++++ Data for this task

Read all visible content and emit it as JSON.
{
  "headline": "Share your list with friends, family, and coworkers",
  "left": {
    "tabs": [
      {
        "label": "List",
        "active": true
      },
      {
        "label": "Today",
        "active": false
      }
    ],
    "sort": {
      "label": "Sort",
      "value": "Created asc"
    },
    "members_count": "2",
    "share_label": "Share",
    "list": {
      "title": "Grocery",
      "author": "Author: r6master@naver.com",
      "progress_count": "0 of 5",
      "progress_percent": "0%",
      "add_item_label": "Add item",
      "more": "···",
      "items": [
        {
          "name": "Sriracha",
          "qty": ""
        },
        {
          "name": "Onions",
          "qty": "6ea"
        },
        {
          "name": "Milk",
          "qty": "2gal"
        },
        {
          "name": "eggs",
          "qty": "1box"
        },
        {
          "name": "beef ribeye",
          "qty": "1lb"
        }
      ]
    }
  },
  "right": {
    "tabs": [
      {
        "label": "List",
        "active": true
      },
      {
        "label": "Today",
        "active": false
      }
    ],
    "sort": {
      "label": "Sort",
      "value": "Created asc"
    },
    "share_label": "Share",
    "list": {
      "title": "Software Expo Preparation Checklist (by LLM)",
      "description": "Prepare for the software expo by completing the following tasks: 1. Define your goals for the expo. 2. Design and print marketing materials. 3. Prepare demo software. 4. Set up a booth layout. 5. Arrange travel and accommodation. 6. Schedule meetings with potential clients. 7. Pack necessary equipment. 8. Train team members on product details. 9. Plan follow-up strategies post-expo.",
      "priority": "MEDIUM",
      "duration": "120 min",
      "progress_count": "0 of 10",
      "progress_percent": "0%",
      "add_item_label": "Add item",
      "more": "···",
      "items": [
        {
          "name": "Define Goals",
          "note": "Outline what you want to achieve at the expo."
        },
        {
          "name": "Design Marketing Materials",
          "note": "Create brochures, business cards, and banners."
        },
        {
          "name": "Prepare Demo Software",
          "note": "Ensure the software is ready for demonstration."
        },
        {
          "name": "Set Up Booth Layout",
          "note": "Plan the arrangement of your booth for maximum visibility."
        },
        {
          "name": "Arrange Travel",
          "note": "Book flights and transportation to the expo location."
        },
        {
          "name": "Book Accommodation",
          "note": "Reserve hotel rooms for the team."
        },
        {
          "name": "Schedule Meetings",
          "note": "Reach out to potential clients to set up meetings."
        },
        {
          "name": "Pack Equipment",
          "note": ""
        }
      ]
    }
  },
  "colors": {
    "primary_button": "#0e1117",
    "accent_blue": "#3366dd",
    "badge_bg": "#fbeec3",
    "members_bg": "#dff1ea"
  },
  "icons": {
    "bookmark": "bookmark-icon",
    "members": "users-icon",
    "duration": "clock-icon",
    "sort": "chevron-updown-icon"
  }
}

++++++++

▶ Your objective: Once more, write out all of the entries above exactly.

▶ Written solution:
Read all visible content and emit it as JSON.
{
  "headline": "Share your list with friends, family, and coworkers",
  "left": {
    "tabs": [
      {
        "label": "List",
        "active": true
      },
      {
        "label": "Today",
        "active": false
      }
    ],
    "sort": {
      "label": "Sort",
      "value": "Created asc"
    },
    "members_count": "2",
    "share_label": "Share",
    "list": {
      "title": "Grocery",
      "author": "Author: r6master@naver.com",
      "progress_count": "0 of 5",
      "progress_percent": "0%",
      "add_item_label": "Add item",
      "more": "···",
      "items": [
        {
          "name": "Sriracha",
          "qty": ""
        },
        {
          "name": "Onions",
          "qty": "6ea"
        },
        {
          "name": "Milk",
          "qty": "2gal"
        },
        {
          "name": "eggs",
          "qty": "1box"
        },
        {
          "name": "beef ribeye",
          "qty": "1lb"
        }
      ]
    }
  },
  "right": {
    "tabs": [
      {
        "label": "List",
        "active": true
      },
      {
        "label": "Today",
        "active": false
      }
    ],
    "sort": {
      "label": "Sort",
      "value": "Created asc"
    },
    "share_label": "Share",
    "list": {
      "title": "Software Expo Preparation Checklist (by LLM)",
      "description": "Prepare for the software expo by completing the following tasks: 1. Define your goals for the expo. 2. Design and print marketing materials. 3. Prepare demo software. 4. Set up a booth layout. 5. Arrange travel and accommodation. 6. Schedule meetings with potential clients. 7. Pack necessary equipment. 8. Train team members on product details. 9. Plan follow-up strategies post-expo.",
      "priority": "MEDIUM",
      "duration": "120 min",
      "progress_count": "0 of 10",
      "progress_percent": "0%",
      "add_item_label": "Add item",
      "more": "···",
      "items": [
        {
          "name": "Define Goals",
          "note": "Outline what you want to achieve at the expo."
        },
        {
          "name": "Design Marketing Materials",
          "note": "Create brochures, business cards, and banners."
        },
        {
          "name": "Prepare Demo Software",
          "note": "Ensure the software is ready for demonstration."
        },
        {
          "name": "Set Up Booth Layout",
          "note": "Plan the arrangement of your booth for maximum visibility."
        },
        {
          "name": "Arrange Travel",
          "note": "Book flights and transportation to the expo location."
        },
        {
          "name": "Book Accommodation",
          "note": "Reserve hotel rooms for the team."
        },
        {
          "name": "Schedule Meetings",
          "note": "Reach out to potential clients to set up meetings."
        },
        {
          "name": "Pack Equipment",
          "note": ""
        }
      ]
    }
  },
  "colors": {
    "primary_button": "#0e1117",
    "accent_blue": "#3366dd",
    "badge_bg": "#fbeec3",
    "members_bg": "#dff1ea"
  },
  "icons": {
    "bookmark": "bookmark-icon",
    "members": "users-icon",
    "duration": "clock-icon",
    "sort": "chevron-updown-icon"
  }
}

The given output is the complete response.